**YOUR GOAL**
Where the records hold the string "System", show the whole line it sits on.
═══ DATA SUPPLIED
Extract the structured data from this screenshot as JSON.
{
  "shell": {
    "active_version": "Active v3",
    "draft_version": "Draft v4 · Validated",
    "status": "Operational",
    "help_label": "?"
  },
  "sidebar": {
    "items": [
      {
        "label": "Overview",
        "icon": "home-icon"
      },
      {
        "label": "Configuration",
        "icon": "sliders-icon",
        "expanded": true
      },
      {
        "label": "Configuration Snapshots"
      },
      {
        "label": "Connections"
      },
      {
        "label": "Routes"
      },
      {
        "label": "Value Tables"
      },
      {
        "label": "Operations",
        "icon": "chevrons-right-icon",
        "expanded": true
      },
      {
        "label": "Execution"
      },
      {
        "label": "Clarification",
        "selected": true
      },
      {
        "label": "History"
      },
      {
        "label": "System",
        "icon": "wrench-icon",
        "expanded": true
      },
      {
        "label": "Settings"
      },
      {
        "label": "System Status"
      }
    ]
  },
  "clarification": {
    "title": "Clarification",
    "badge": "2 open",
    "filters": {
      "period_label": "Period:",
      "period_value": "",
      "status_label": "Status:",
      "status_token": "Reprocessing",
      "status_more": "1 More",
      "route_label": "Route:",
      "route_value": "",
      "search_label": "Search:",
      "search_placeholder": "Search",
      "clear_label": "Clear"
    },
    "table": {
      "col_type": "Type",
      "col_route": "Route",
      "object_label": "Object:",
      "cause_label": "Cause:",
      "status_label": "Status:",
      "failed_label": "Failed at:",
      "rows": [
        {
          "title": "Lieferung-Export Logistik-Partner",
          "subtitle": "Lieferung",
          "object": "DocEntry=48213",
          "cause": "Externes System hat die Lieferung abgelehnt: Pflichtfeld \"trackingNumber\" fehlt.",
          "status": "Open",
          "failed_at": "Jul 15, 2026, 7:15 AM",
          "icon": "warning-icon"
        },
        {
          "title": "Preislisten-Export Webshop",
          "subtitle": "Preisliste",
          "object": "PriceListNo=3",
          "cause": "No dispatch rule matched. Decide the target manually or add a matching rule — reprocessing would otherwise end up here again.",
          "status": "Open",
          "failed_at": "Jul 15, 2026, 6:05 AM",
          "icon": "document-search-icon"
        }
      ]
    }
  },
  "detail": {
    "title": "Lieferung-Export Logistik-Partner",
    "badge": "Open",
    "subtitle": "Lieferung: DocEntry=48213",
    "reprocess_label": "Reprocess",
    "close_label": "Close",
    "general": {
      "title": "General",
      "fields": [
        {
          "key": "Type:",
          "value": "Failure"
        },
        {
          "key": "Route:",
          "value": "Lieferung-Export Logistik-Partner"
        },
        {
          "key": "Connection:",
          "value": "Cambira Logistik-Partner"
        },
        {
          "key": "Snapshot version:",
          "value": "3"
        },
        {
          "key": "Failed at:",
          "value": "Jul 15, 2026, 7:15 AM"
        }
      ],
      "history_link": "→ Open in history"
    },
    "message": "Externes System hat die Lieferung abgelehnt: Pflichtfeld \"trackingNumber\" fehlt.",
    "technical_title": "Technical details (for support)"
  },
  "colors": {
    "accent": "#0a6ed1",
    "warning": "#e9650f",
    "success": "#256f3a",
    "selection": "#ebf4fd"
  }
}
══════
**REPLY TO THE EXERCISE**
        "label": "System",
        "label": "System Status"
          "cause": "Externes System hat die Lieferung abgelehnt: Pflichtfeld \"trackingNumber\" fehlt.",
    "message": "Externes System hat die Lieferung abgelehnt: Pflichtfeld \"trackingNumber\" fehlt.",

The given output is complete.